Four Amazon nations, four approaches to reducing deforestation

Special Reporting Initiative Fellow Julian Smith reports on deforestation in the Amazon.  Below is a summary of the piece that will be published by Mongabay in late June or early July by Mongabay.

The Amazon rainforest spreads across nine of South America’s twelve countries. Those with the largest portions – Brazil, Ecuador, Colombia and Peru – each approach tropical conservation in a different way. But with an average of nearly 1.5 million hectares (5792 square miles) of forest cut down every year between 2001 and 2012 ­– an area larger than the state of Connecticut every 12 months – it’s useful to compare these nations’ distinct strategies and federal policies to find which ones are working, which ones aren’t, and why.

Brazil, with nearly two-thirds of the Amazon within its borders, is the “gorilla in the room,” and will receive the most attention in the article. The rate of deforestation, driven primarily by cattle ranching and large-scale commercial agriculture, had dropped steadily since 2004. However, forest clearing jumped by nearly two-thirds from 2013 to 2014, possibly due to significant detrimental changes in the federal forest code.

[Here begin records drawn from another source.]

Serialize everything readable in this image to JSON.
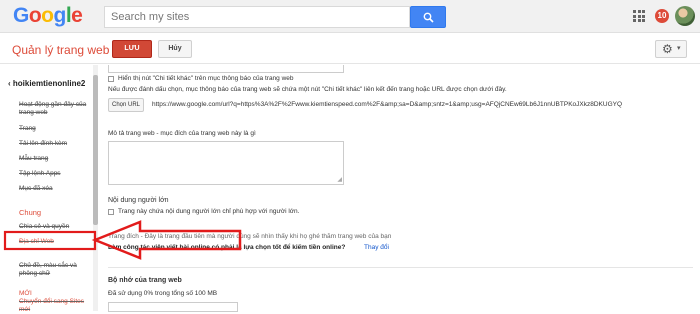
{
  "header": {
    "logo_letters": [
      {
        "ch": "G",
        "color": "#4285f4"
      },
      {
        "ch": "o",
        "color": "#ea4335"
      },
      {
        "ch": "o",
        "color": "#fbbc05"
      },
      {
        "ch": "g",
        "color": "#4285f4"
      },
      {
        "ch": "l",
        "color": "#34a853"
      },
      {
        "ch": "e",
        "color": "#ea4335"
      }
    ],
    "search_placeholder": "Search my sites",
    "notification_count": "10"
  },
  "toolbar": {
    "title": "Quản lý trang web",
    "save_label": "LƯU",
    "cancel_label": "Hủy",
    "settings_icon": "gear-icon",
    "settings_caret": "▾"
  },
  "sidebar": {
    "site_name": "hoikiemtienonline2",
    "items": [
      {
        "label": "Hoạt động gần đây của trang web"
      },
      {
        "label": "Trang"
      },
      {
        "label": "Tải lên đính kèm"
      },
      {
        "label": "Mẫu trang"
      },
      {
        "label": "Tập lệnh Apps"
      },
      {
        "label": "Mục đã xóa"
      }
    ],
    "section_general": "Chung",
    "general_items": [
      {
        "label": "Chia sẻ và quyền"
      },
      {
        "label": "Địa chỉ Web"
      },
      {
        "label": "Chủ đề, màu sắc và phông chữ"
      }
    ],
    "new_label": "MỚI",
    "convert_label": "Chuyển đổi sang Sites mới"
  },
  "main": {
    "show_more_checkbox_label": "Hiển thị nút \"Chi tiết khác\" trên mục thông báo của trang web",
    "more_info_desc": "Nếu được đánh dấu chọn, mục thông báo của trang web sẽ chứa một nút \"Chi tiết khác\" liên kết đến trang hoặc URL được chọn dưới đây.",
    "choose_url_label": "Chọn URL",
    "url_value": "https://www.google.com/url?q=https%3A%2F%2Fwww.kiemtienspeed.com%2F&amp;sa=D&amp;sntz=1&amp;usg=AFQjCNEw69Lb6J1nnUBTPKoJXkz8DKUGYQ",
    "description_label": "Mô tả trang web - mục đích của trang web này là gì",
    "adult_heading": "Nội dung người lớn",
    "adult_checkbox_label": "Trang này chứa nội dung người lớn chỉ phù hợp với người lớn.",
    "landing_text": "Trang đích - Đây là trang đầu tiên mà người dùng sẽ nhìn thấy khi họ ghé thăm trang web của bạn",
    "landing_page_value": "Làm công tác viên viết bài online có phải là lựa chọn tốt để kiếm tiền online?",
    "change_link": "Thay đổi",
    "storage_heading": "Bộ nhớ của trang web",
    "storage_used": "Đã sử dụng 0% trong tổng số 100 MB",
    "storage_used_fraction": 0
  },
  "annotation": {
    "arrow_color": "#e21b1b"
  }
}
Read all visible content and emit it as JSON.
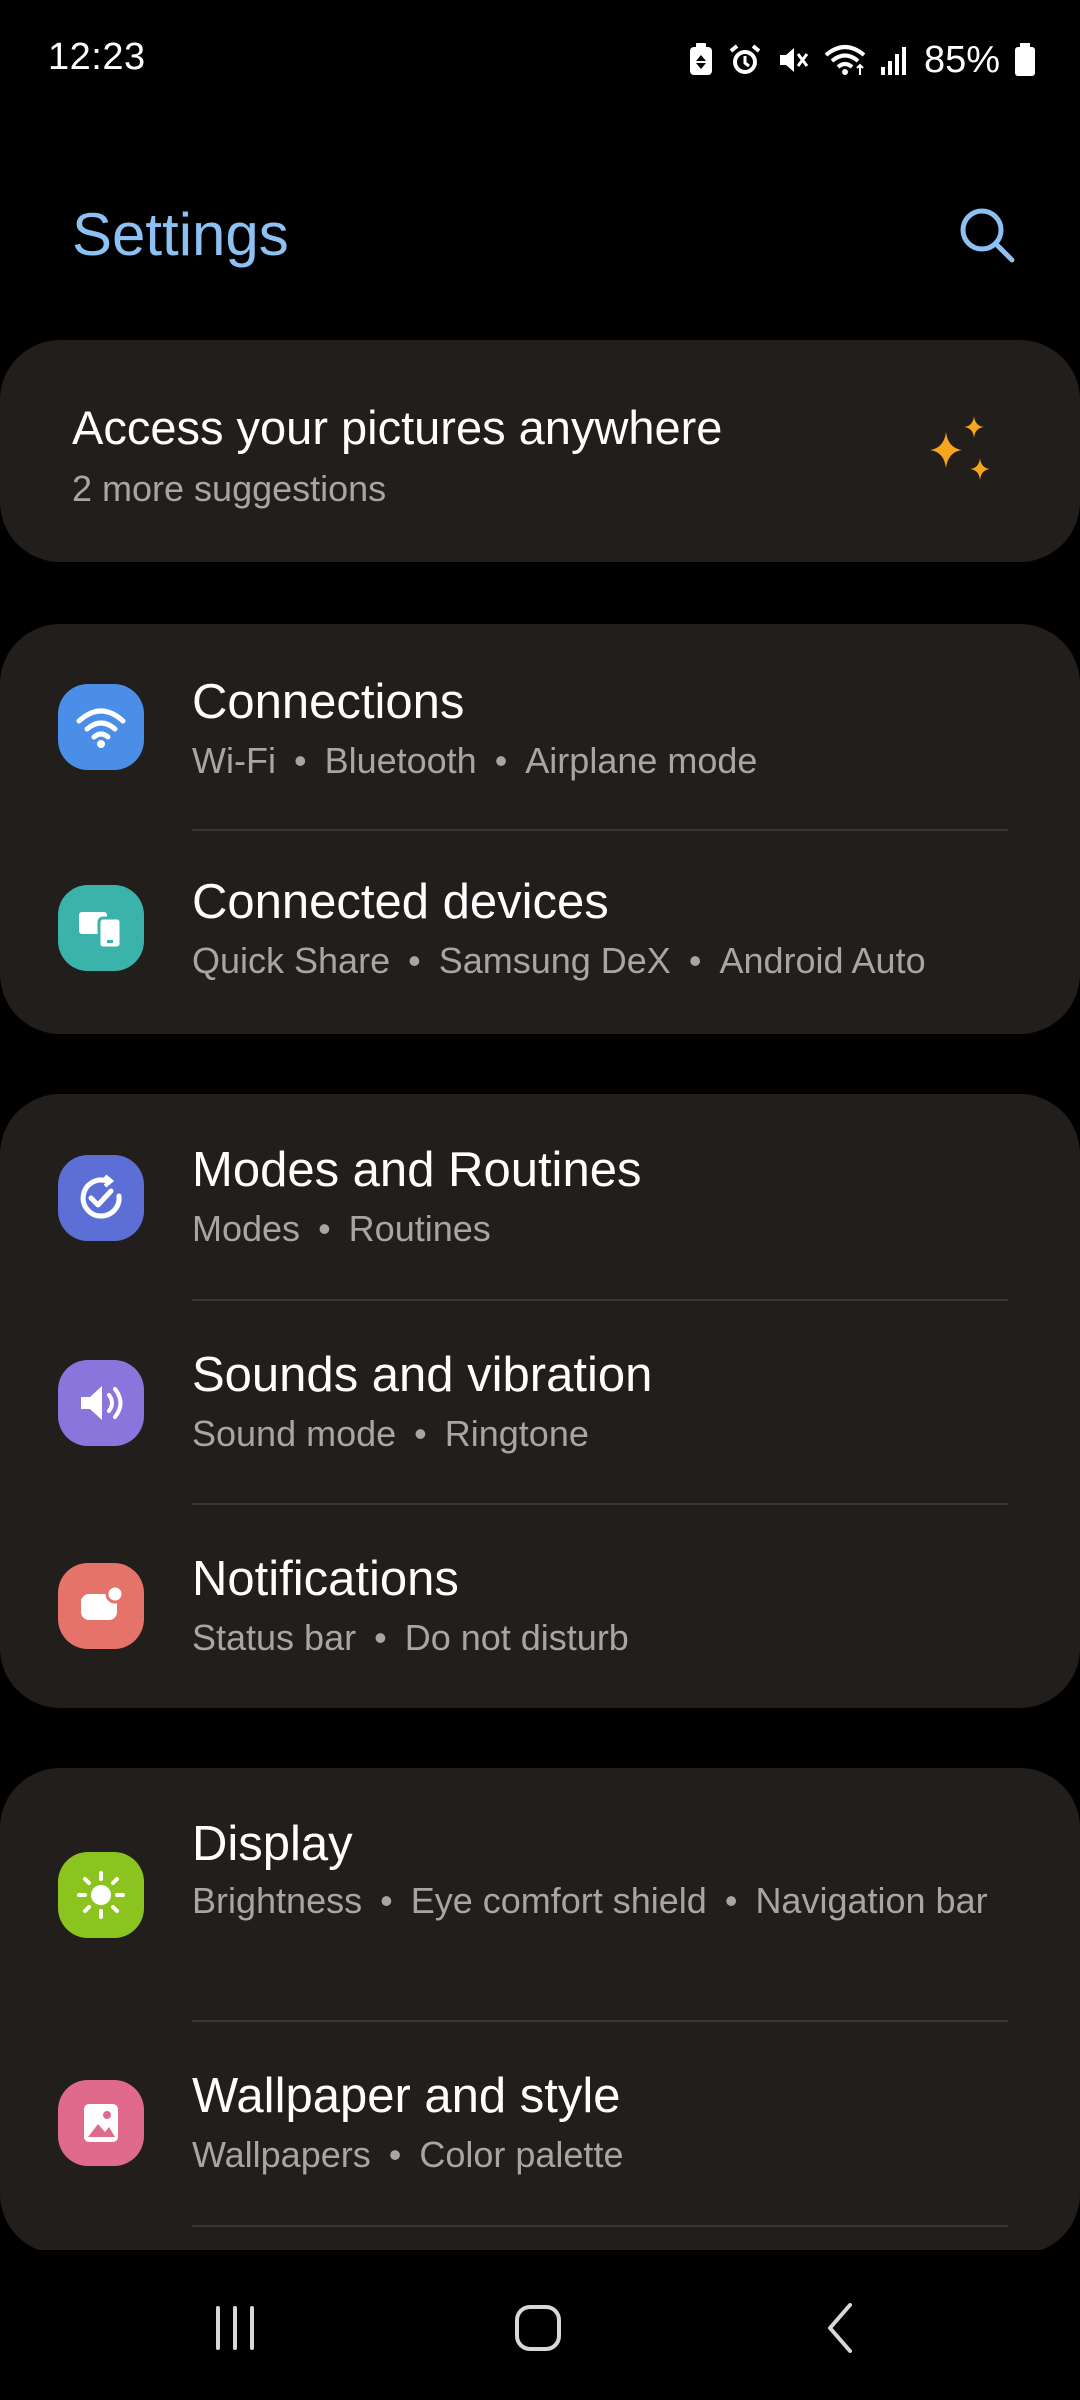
{
  "status_bar": {
    "time": "12:23",
    "battery": "85%",
    "icons": [
      "battery-saver-icon",
      "alarm-icon",
      "mute-icon",
      "wifi-icon",
      "signal-icon",
      "battery-icon"
    ]
  },
  "header": {
    "title": "Settings",
    "search_icon": "search-icon"
  },
  "suggestion": {
    "title": "Access your pictures anywhere",
    "subtitle": "2 more suggestions",
    "icon": "sparkle-icon",
    "icon_color": "#f7a51c"
  },
  "groups": [
    {
      "items": [
        {
          "title": "Connections",
          "subtitle": [
            "Wi-Fi",
            "Bluetooth",
            "Airplane mode"
          ],
          "icon": "wifi-icon",
          "color": "#4b8ee8"
        },
        {
          "title": "Connected devices",
          "subtitle": [
            "Quick Share",
            "Samsung DeX",
            "Android Auto"
          ],
          "icon": "devices-icon",
          "color": "#3ab4aa"
        }
      ]
    },
    {
      "items": [
        {
          "title": "Modes and Routines",
          "subtitle": [
            "Modes",
            "Routines"
          ],
          "icon": "routine-check-icon",
          "color": "#5b6fd6"
        },
        {
          "title": "Sounds and vibration",
          "subtitle": [
            "Sound mode",
            "Ringtone"
          ],
          "icon": "speaker-icon",
          "color": "#8a75dc"
        },
        {
          "title": "Notifications",
          "subtitle": [
            "Status bar",
            "Do not disturb"
          ],
          "icon": "notification-icon",
          "color": "#e5736a"
        }
      ]
    },
    {
      "items": [
        {
          "title": "Display",
          "subtitle": [
            "Brightness",
            "Eye comfort shield",
            "Navigation bar"
          ],
          "icon": "sun-icon",
          "color": "#8cc41f"
        },
        {
          "title": "Wallpaper and style",
          "subtitle": [
            "Wallpapers",
            "Color palette"
          ],
          "icon": "wallpaper-icon",
          "color": "#e06a8c"
        }
      ]
    }
  ],
  "nav_bar": {
    "recents": "recents-icon",
    "home": "home-icon",
    "back": "back-icon"
  }
}
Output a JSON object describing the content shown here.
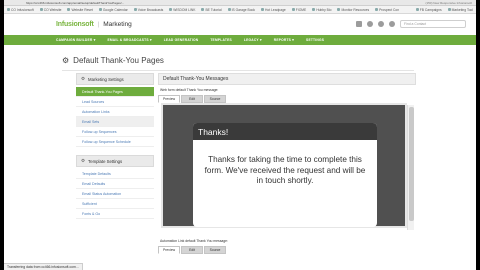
{
  "browser": {
    "url": "https://ccc466.infusionsoft.com/app/email/setup/defaultThankYouPages/...",
    "right_url": "(150) New Responsive Infusionsoft",
    "bookmarks": [
      "CO Infusionsoft",
      "CO Website",
      "Website Reset",
      "Google Calendar",
      "Voice Broadcasts",
      "WISDOM LINK",
      "BE Tutorial",
      "IS Garage Book",
      "Hot Leadpage",
      "FIOME",
      "Hubby Bio",
      "Monitor Resources",
      "Prospect Con"
    ],
    "bookmarks_right": [
      "FB Campaigns",
      "Marketing Tool"
    ]
  },
  "header": {
    "logo": "Infusionsoft",
    "section": "Marketing",
    "search_placeholder": "Find a Contact"
  },
  "nav": {
    "items": [
      "CAMPAIGN BUILDER ▾",
      "EMAIL & BROADCASTS ▾",
      "LEAD GENERATION",
      "TEMPLATES",
      "LEGACY ▾",
      "REPORTS ▾",
      "SETTINGS"
    ]
  },
  "page": {
    "title": "Default Thank-You Pages"
  },
  "sidebar": {
    "section1": "Marketing Settings",
    "items1": [
      "Default Thank-You Pages",
      "Lead Sources",
      "Automation Links",
      "Email Sets",
      "Follow-up Sequences",
      "Follow-up Sequence Schedule"
    ],
    "section2": "Template Settings",
    "items2": [
      "Template Defaults",
      "Email Defaults",
      "Email Status Automation",
      "Sufficient",
      "Fonts & Go"
    ]
  },
  "main": {
    "heading": "Default Thank-You Messages",
    "field1_label": "Web form default Thank You message:",
    "tabs": [
      "Preview",
      "Edit",
      "Source"
    ],
    "modal_title": "Thanks!",
    "modal_body": "Thanks for taking the time to complete this form. We've received the request and will be in touch shortly.",
    "field2_label": "Automation Link default Thank You message:"
  },
  "status_bar": {
    "text": "Transferring data from cc466.infusionsoft.com..."
  }
}
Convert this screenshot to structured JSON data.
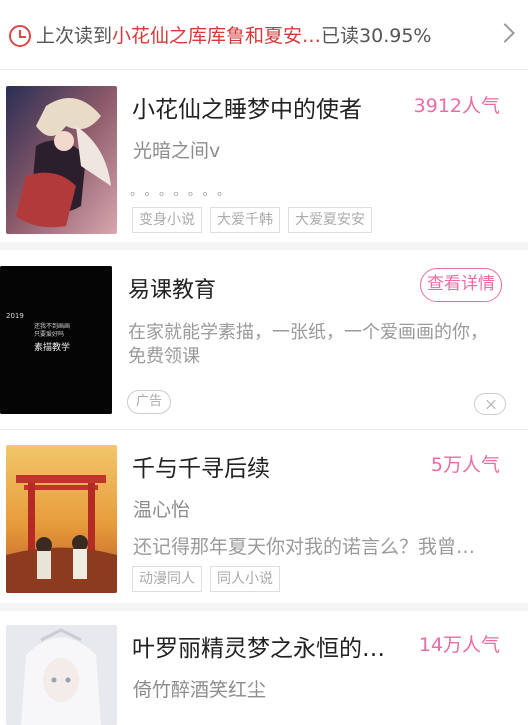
{
  "top_bar": {
    "prefix": "上次读到",
    "book_title": "小花仙之库库鲁和夏安…",
    "progress": "已读30.95%"
  },
  "books": [
    {
      "title": "小花仙之睡梦中的使者",
      "popularity": "3912人气",
      "author": "光暗之间v",
      "dots": "。。。。。。。",
      "tags": [
        "变身小说",
        "大爱千韩",
        "大爱夏安安"
      ]
    },
    {
      "title": "千与千寻后续",
      "popularity": "5万人气",
      "author": "温心怡",
      "description": "还记得那年夏天你对我的诺言么？我曾…",
      "tags": [
        "动漫同人",
        "同人小说"
      ]
    },
    {
      "title": "叶罗丽精灵梦之永恒的约…",
      "popularity": "14万人气",
      "author": "倚竹醉酒笑红尘"
    }
  ],
  "ad": {
    "title": "易课教育",
    "cta": "查看详情",
    "description_line1": "在家就能学素描，一张纸，一个爱画画的你，",
    "description_line2": "免费领课",
    "badge": "广告",
    "cover_year": "2019",
    "cover_tagline_1": "还我不到画画",
    "cover_tagline_2": "只要爱好吗",
    "cover_text": "素描教学"
  },
  "colors": {
    "accent_red": "#d33a3a",
    "accent_pink": "#e96ca4"
  }
}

Peru, Ecuador, and Colombia have been hampered in their efforts to stop deforestation by a variety of factors ranging from rapid political turnover (especially in Ecuador); lack of governance, newly passed anti-environmental regulations; failed enforcement; increased corporate influence and corruption.

Some of the major deforestation success stories have arisen out of joint projects conducted between nations, and/or successful projects in one country being transferred to another. The idea of joint initiatives goes back to 1983 and the creation of Red Parques, which brings together the heads of each country’s national park service in a continent-wide network. In 2010, countries with Amazonian territories signed a promising agreement to work to develop national systems that were regionally complimentary that would protect Amazonia’s interconnected ecosystems.